(Component data from apps and pages)
*** Begin section ***

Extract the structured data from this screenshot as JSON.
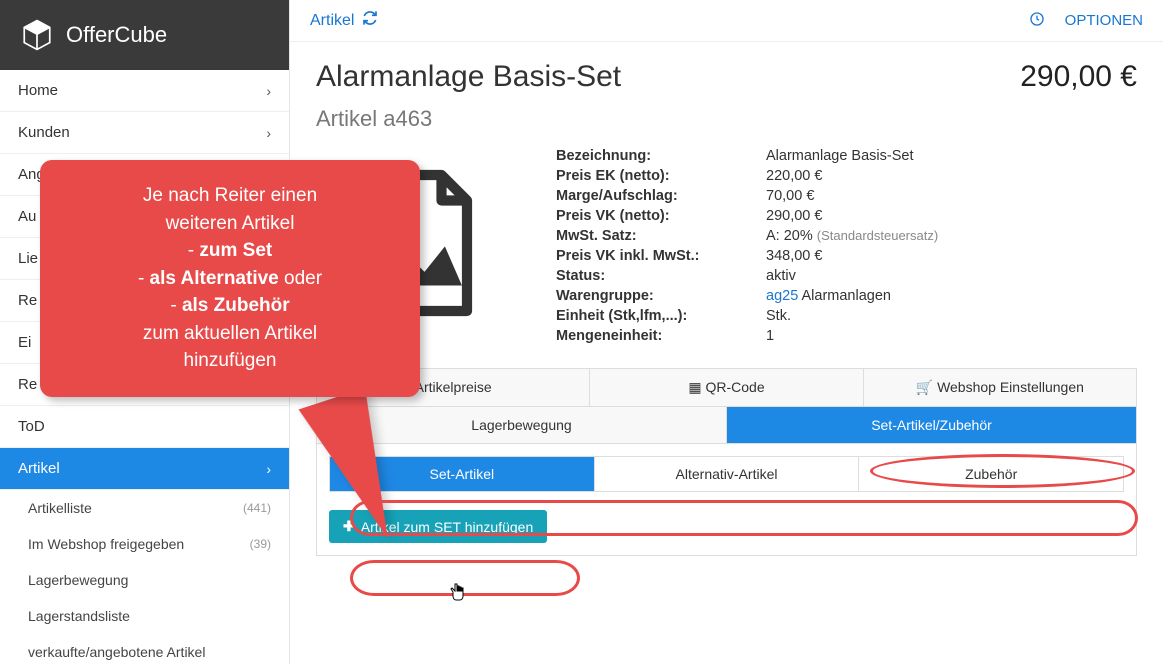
{
  "brand": "OfferCube",
  "topbar": {
    "breadcrumb": "Artikel",
    "options": "OPTIONEN"
  },
  "sidebar": {
    "items": [
      {
        "label": "Home"
      },
      {
        "label": "Kunden"
      },
      {
        "label": "Angebote"
      },
      {
        "label": "Au"
      },
      {
        "label": "Lie"
      },
      {
        "label": "Re"
      },
      {
        "label": "Ei"
      },
      {
        "label": "Re"
      },
      {
        "label": "ToD"
      }
    ],
    "active": {
      "label": "Artikel"
    },
    "sub": [
      {
        "label": "Artikelliste",
        "count": "(441)"
      },
      {
        "label": "Im Webshop freigegeben",
        "count": "(39)"
      },
      {
        "label": "Lagerbewegung",
        "count": ""
      },
      {
        "label": "Lagerstandsliste",
        "count": ""
      },
      {
        "label": "verkaufte/angebotene Artikel",
        "count": ""
      }
    ]
  },
  "article": {
    "title": "Alarmanlage Basis-Set",
    "price": "290,00 €",
    "subtitle": "Artikel a463",
    "props": {
      "bezeichnung_l": "Bezeichnung:",
      "bezeichnung_v": "Alarmanlage Basis-Set",
      "ek_l": "Preis EK (netto):",
      "ek_v": "220,00 €",
      "marge_l": "Marge/Aufschlag:",
      "marge_v": "70,00 €",
      "vk_l": "Preis VK (netto):",
      "vk_v": "290,00 €",
      "mwst_l": "MwSt. Satz:",
      "mwst_v": "A: 20%",
      "mwst_note": "(Standardsteuersatz)",
      "vkik_l": "Preis VK inkl. MwSt.:",
      "vkik_v": "348,00 €",
      "status_l": "Status:",
      "status_v": "aktiv",
      "wg_l": "Warengruppe:",
      "wg_link": "ag25",
      "wg_rest": " Alarmanlagen",
      "einheit_l": "Einheit (Stk,lfm,...):",
      "einheit_v": "Stk.",
      "menge_l": "Mengeneinheit:",
      "menge_v": "1"
    }
  },
  "tabs1": {
    "t2": "Artikelpreise",
    "t3": "QR-Code",
    "t4": "Webshop Einstellungen"
  },
  "tabs2": {
    "t1": "Lagerbewegung",
    "t2": "Set-Artikel/Zubehör"
  },
  "subtabs": {
    "s1": "Set-Artikel",
    "s2": "Alternativ-Artikel",
    "s3": "Zubehör"
  },
  "add_button": "Artikel zum SET hinzufügen",
  "callout": {
    "l1": "Je nach Reiter einen",
    "l2": "weiteren Artikel",
    "l3a": "- ",
    "l3b": "zum Set",
    "l4a": "- ",
    "l4b": "als Alternative",
    "l4c": " oder",
    "l5a": "- ",
    "l5b": "als Zubehör",
    "l6": "zum aktuellen Artikel",
    "l7": "hinzufügen"
  }
}
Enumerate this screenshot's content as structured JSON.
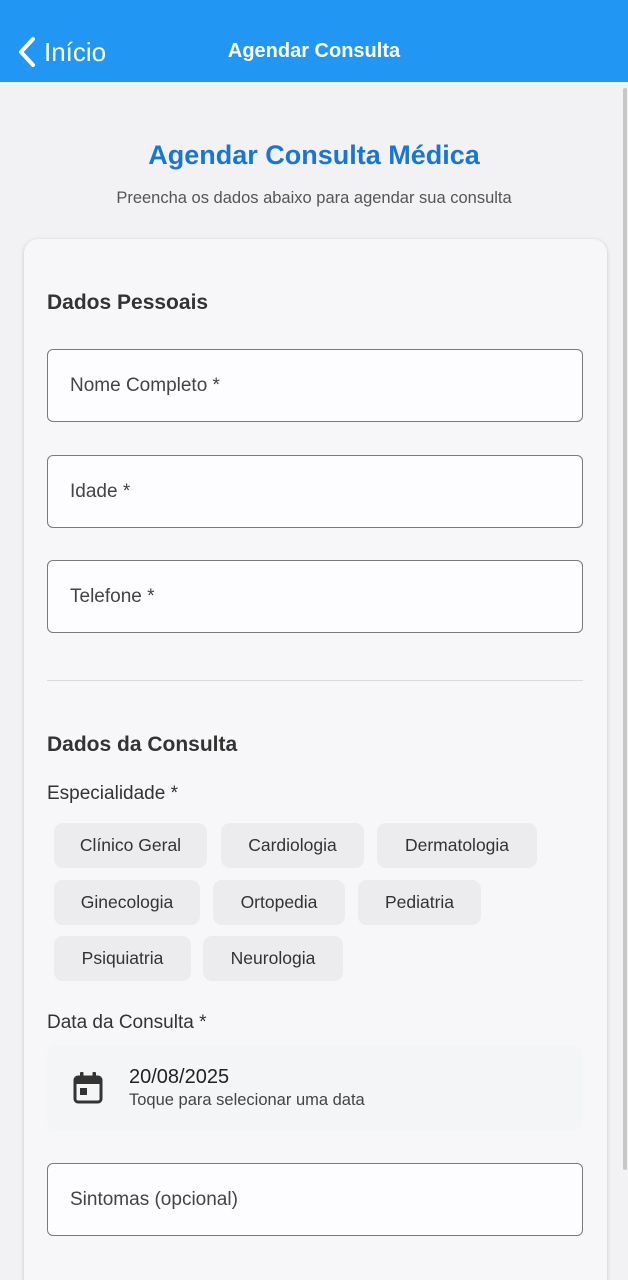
{
  "navbar": {
    "back_label": "Início",
    "title": "Agendar Consulta",
    "color": "#2196f3"
  },
  "header": {
    "title": "Agendar Consulta Médica",
    "subtitle": "Preencha os dados abaixo para agendar sua consulta"
  },
  "personal": {
    "section_title": "Dados Pessoais",
    "name_placeholder": "Nome Completo *",
    "age_placeholder": "Idade *",
    "phone_placeholder": "Telefone *"
  },
  "appointment": {
    "section_title": "Dados da Consulta",
    "specialty_label": "Especialidade *",
    "specialties": [
      "Clínico Geral",
      "Cardiologia",
      "Dermatologia",
      "Ginecologia",
      "Ortopedia",
      "Pediatria",
      "Psiquiatria",
      "Neurologia"
    ],
    "date_label": "Data da Consulta *",
    "date_value": "20/08/2025",
    "date_hint": "Toque para selecionar uma data",
    "date_icon": "calendar-icon",
    "symptoms_placeholder": "Sintomas (opcional)"
  }
}
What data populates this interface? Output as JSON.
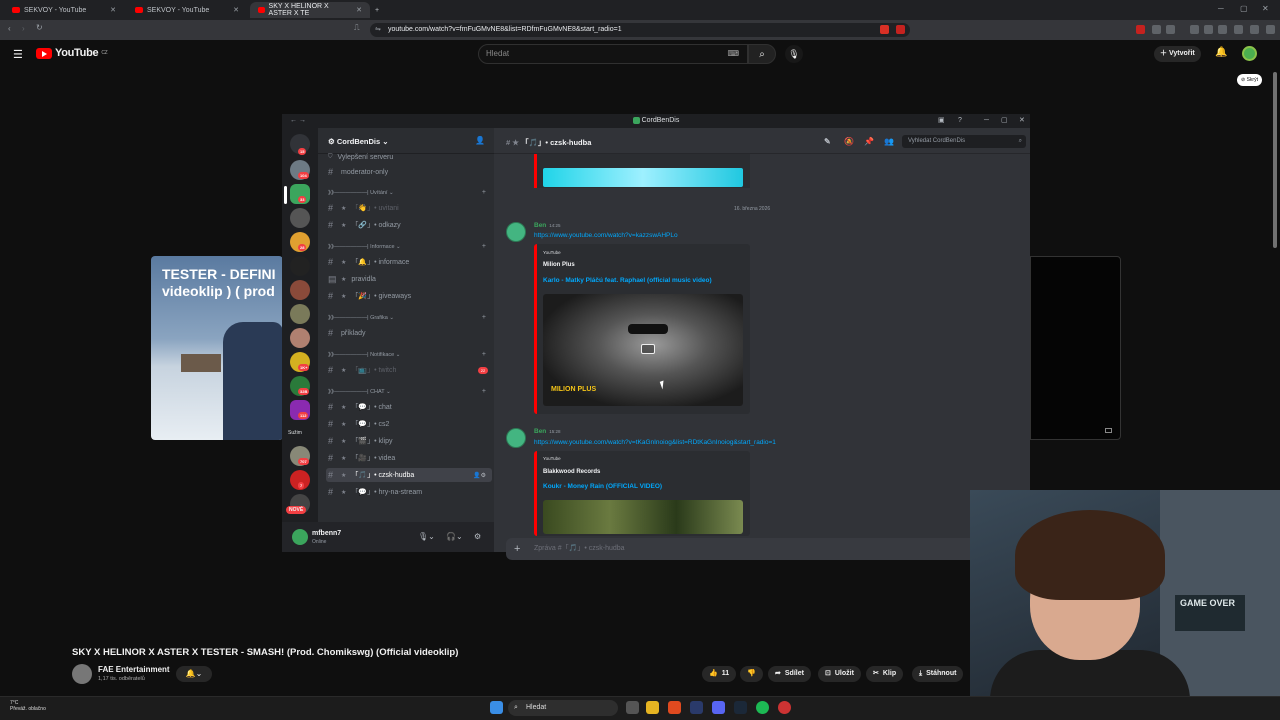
{
  "browser": {
    "tabs": [
      {
        "label": "SEKVOY - YouTube"
      },
      {
        "label": "SEKVOY - YouTube"
      },
      {
        "label": "SKY X HELINOR X ASTER X TE"
      }
    ],
    "url": "youtube.com/watch?v=fmFuGMvNE8&list=RDfmFuGMvNE8&start_radio=1"
  },
  "youtube": {
    "logo_text": "YouTube",
    "logo_region": "CZ",
    "search_placeholder": "Hledat",
    "create_label": "Vytvořit",
    "hide_chip": "Skrýt",
    "video_overlay_title": "TESTER - DEFINI videoklip ) ( prod",
    "video_title": "SKY X HELINOR X ASTER X TESTER - SMASH! (Prod. Chomikswg) (Official videoklip)",
    "channel_name": "FAE Entertainment",
    "channel_subs": "1,17 tis. odběratelů",
    "like_count": "11",
    "share_label": "Sdílet",
    "save_label": "Uložit",
    "clip_label": "Klip",
    "download_label": "Stáhnout"
  },
  "discord": {
    "window_title": "CordBenDis",
    "server_name": "CordBenDis",
    "guild_badges": [
      "15",
      "104",
      "33",
      "28",
      "1K+",
      "32B",
      "112",
      "707",
      "7"
    ],
    "guild_labels": [
      "Sužim",
      "NOVÉ"
    ],
    "channels": {
      "boost": "Vylepšení serveru",
      "moderator": "moderator-only",
      "cat_uvitani": "⟫⟫——————| Uvítání",
      "uvitani": "「👋」• uvitani",
      "odkazy": "「🔗」• odkazy",
      "cat_informace": "⟫⟫——————| Informace",
      "informace": "「🔔」• informace",
      "pravidla": "pravidla",
      "giveaways": "「🎉」• giveaways",
      "cat_grafika": "⟫⟫——————| Grafika",
      "priklady": "příklady",
      "cat_notifikace": "⟫⟫——————| Notifikace",
      "twitch": "「📺」• twitch",
      "twitch_badge": "22",
      "cat_chat": "⟫⟫——————| CHAT",
      "chat": "「💬」• chat",
      "cs2": "「💬」• cs2",
      "klipy": "「🎬」• klipy",
      "videa": "「🎥」• videa",
      "czsk": "「🎵」• czsk-hudba",
      "hry": "「💬」• hry-na-stream"
    },
    "header_channel": "「🎵」• czsk-hudba",
    "search_placeholder": "Vyhledat CordBenDis",
    "date_divider": "16. března 2026",
    "messages": [
      {
        "author": "Ben",
        "time": "14:25",
        "link": "https://www.youtube.com/watch?v=kazzswAHPLo",
        "provider": "YouTube",
        "embed_author": "Milion Plus",
        "embed_title": "Karlo - Matky Pláčú feat. Raphael (official music video)",
        "thumb_text": "MILION PLUS"
      },
      {
        "author": "Ben",
        "time": "15:28",
        "link": "https://www.youtube.com/watch?v=tKaGnInoiog&list=RDtKaGnInoiog&start_radio=1",
        "provider": "YouTube",
        "embed_author": "Blakkwood Records",
        "embed_title": "Koukr - Money Rain (OFFICIAL VIDEO)"
      }
    ],
    "composer_placeholder": "Zpráva #「🎵」• czsk-hudba",
    "user_name": "mfbenn7",
    "user_status": "Online"
  },
  "webcam": {
    "sign_text": "GAME OVER"
  },
  "taskbar": {
    "temp": "7°C",
    "weather": "Převáž. oblačno",
    "search": "Hledat"
  }
}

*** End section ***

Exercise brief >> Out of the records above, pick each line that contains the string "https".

Answer for the task >>
        "link": "https://www.youtube.com/watch?v=kazzswAHPLo",
        "link": "https://www.youtube.com/watch?v=tKaGnInoiog&list=RDtKaGnInoiog&start_radio=1",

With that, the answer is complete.